Kentucky Health News
A nonprofit group that rates hospitals released its patient-safety scores Monday, giving most Kentucky hospitals a ‘B’ or ‘C’. The scores are similar to grades released in June, but the state improved its national rating from 40th to 35th.
The Leapfrog Group, a nonprofit group based in Washington, D.C., evaluated 2,633 hospitals nationwide, including 52 in Kentucky. Most of Kentucky’s 129 hospitals were not rated because critical-access hospitals in rural areas don’t have to report their quality measures.
The grades are calculated using 30 publicly available safety-performance measures from the Centers for Medicare & Medicaid Services, the Leapfrog Hospital Survey, the Agency for Healthcare Research and Quality, the Centers for Disease Control and Prevention and the American Hospital Association’s Annual Survey.
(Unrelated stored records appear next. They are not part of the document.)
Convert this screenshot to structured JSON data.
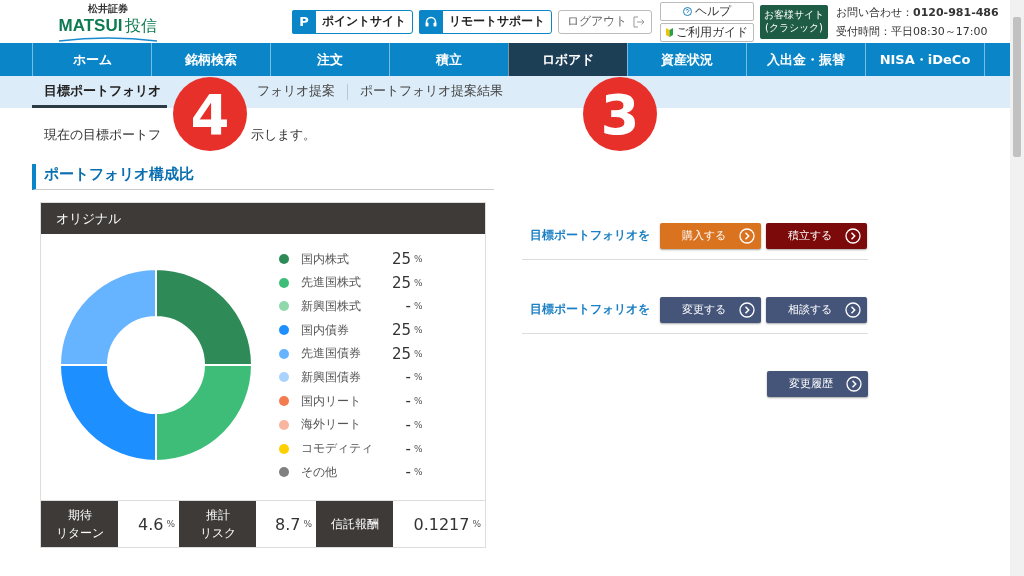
{
  "logo": {
    "company": "松井証券",
    "brand": "MATSUI",
    "suffix": "投信"
  },
  "header_links": [
    {
      "badge": "P",
      "label": "ポイントサイト",
      "kind": "point"
    },
    {
      "label": "リモートサポート",
      "kind": "remote"
    },
    {
      "label": "ログアウト",
      "kind": "logout"
    }
  ],
  "help_links": [
    {
      "label": "ヘルプ",
      "kind": "help"
    },
    {
      "label": "ご利用ガイド",
      "kind": "guide"
    }
  ],
  "classic_site": {
    "lines": [
      "お客様サイト",
      "(クラシック)"
    ]
  },
  "contact": {
    "phone": "お問い合わせ：**0120-981-486**",
    "hours": "受付時間：平日08:30～17:00"
  },
  "nav": [
    {
      "label": "ホーム",
      "selected": false
    },
    {
      "label": "銘柄検索",
      "selected": false
    },
    {
      "label": "注文",
      "selected": false
    },
    {
      "label": "積立",
      "selected": false
    },
    {
      "label": "ロボアド",
      "selected": true
    },
    {
      "label": "資産状況",
      "selected": false
    },
    {
      "label": "入出金・振替",
      "selected": false
    },
    {
      "label": "NISA・iDeCo",
      "selected": false
    }
  ],
  "sub_tabs": [
    {
      "label": "目標ポートフォリオ",
      "selected": true
    },
    {
      "label": "フォリオ提案",
      "selected": false
    },
    {
      "label": "ポートフォリオ提案結果",
      "selected": false
    }
  ],
  "description": [
    "現在の目標ポートフ",
    "示します。"
  ],
  "section_title": "ポートフォリオ構成比",
  "card": {
    "chart_data": {
      "type": "donut",
      "categories": [
        "国内株式",
        "先進国株式",
        "新興国株式",
        "国内債券",
        "先進国債券",
        "新興国債券",
        "国内リート",
        "海外リート",
        "コモディティ",
        "その他"
      ],
      "series": [
        {
          "name": "オリジナル",
          "values": [
            25,
            25,
            null,
            25,
            25,
            null,
            null,
            null,
            null,
            null
          ]
        }
      ]
    },
    "legend": [
      {
        "value": "25",
        "unit": "%",
        "color": "#2e8b57"
      },
      {
        "value": "25",
        "unit": "%",
        "color": "#3dbd77"
      },
      {
        "value": "-",
        "unit": "%",
        "color": "#8fd8ac"
      },
      {
        "value": "25",
        "unit": "%",
        "color": "#1e8fff"
      },
      {
        "value": "25",
        "unit": "%",
        "color": "#66b3ff"
      },
      {
        "value": "-",
        "unit": "%",
        "color": "#a9d2ff"
      },
      {
        "value": "-",
        "unit": "%",
        "color": "#f47b50"
      },
      {
        "value": "-",
        "unit": "%",
        "color": "#f9b5a0"
      },
      {
        "value": "-",
        "unit": "%",
        "color": "#ffd000"
      },
      {
        "value": "-",
        "unit": "%",
        "color": "#808080"
      }
    ],
    "stats": [
      {
        "label": [
          "期待",
          "リターン"
        ],
        "value": "4.6",
        "unit": "%"
      },
      {
        "label": [
          "推計",
          "リスク"
        ],
        "value": "8.7",
        "unit": "%"
      },
      {
        "label": [
          "信託報酬"
        ],
        "value": "0.1217",
        "unit": "%"
      }
    ]
  },
  "actions": [
    {
      "label": "目標ポートフォリオを",
      "buttons": [
        {
          "label": "購入する",
          "color": "#d9731f"
        },
        {
          "label": "積立する",
          "color": "#7c0a0a"
        }
      ]
    },
    {
      "label": "目標ポートフォリオを",
      "buttons": [
        {
          "label": "変更する",
          "color": "#45557a"
        },
        {
          "label": "相談する",
          "color": "#45557a"
        }
      ]
    },
    {
      "buttons": [
        {
          "label": "変更履歴",
          "color": "#45557a"
        }
      ]
    }
  ],
  "markers": [
    {
      "label": "4"
    },
    {
      "label": "3"
    }
  ]
}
The calculation gave an A to 12 of Kentucky’s hospitals, or 21.3 percent, lower than the national average of 31.3 percent. Eighteen each, or 34.6 percent, earned a B or a C. Four hospitals, or 7.7 percent of those reviewed, got a D. That was down from six (11.5 percent) in the spring.
Three of the four Kentucky hospitals that got a D are in Louisville and owned or operated by KentuckyOne Health: Jewish Hospital, Sts. Mary and Elizabeth Hospital and University of Louisville Hospital. A state inspection of University Hospital this year found that shortcomings in nursing had endangered three patients, and nurses and doctors told inspectors that staff shortages put patients at risk.
The data used for the grades go back as far as July 2013 and are no more recent than June 2015.
“KentuckyOne Health said it has implemented programs and best practices to improve quality and safety across its facilities, including at U of L Hospital, which has been fraught with controversy this year,” Darla Carter reports for The Courier-Journal.
Company spokesman David McArthur told the newspaper in a statement: “While these Leapfrog Hospital Safety Grades at some of our facilities may not reflect the culture of quality, safety and service instilled in recent years across KentuckyOne Health, we are confident that the commitment of nurses, physicians and employees at all our facilities will guide our improvement and the delivery of quality care.”
The other hospital to get a D was Ephraim McDowell Regional Medical Center in Danville. St. Joseph Hospital and St. Joseph East in Lexington, also owned by KentuckyOne, received Cs this fall after getting Ds in the spring.
Among Leapfrog’s top safety picks is Pikeville Medical Center, the only Kentucky hospital to get straight As since the rankings began in 2013. The two University of Kentucky hospitals got Bs after getting Cs last spring.
The grades include separate ratings for errors, injuries, accidents and infections. Click here for Kentucky’s hospital safety scores.
The Leapfrog Group says its analysis was developed under the guidance of the nation’s leading patient-safety experts. The report is peer-reviewed and published in the Journal of Patient Safety.
“In the fast-changing health care landscape, patients should be aware that hospitals are not all equally competent at protecting them from injuries and infections,” Leapfrog President and CEO Leah Binder said in the report. The group tweeted, “No hospital is perfectly safe.”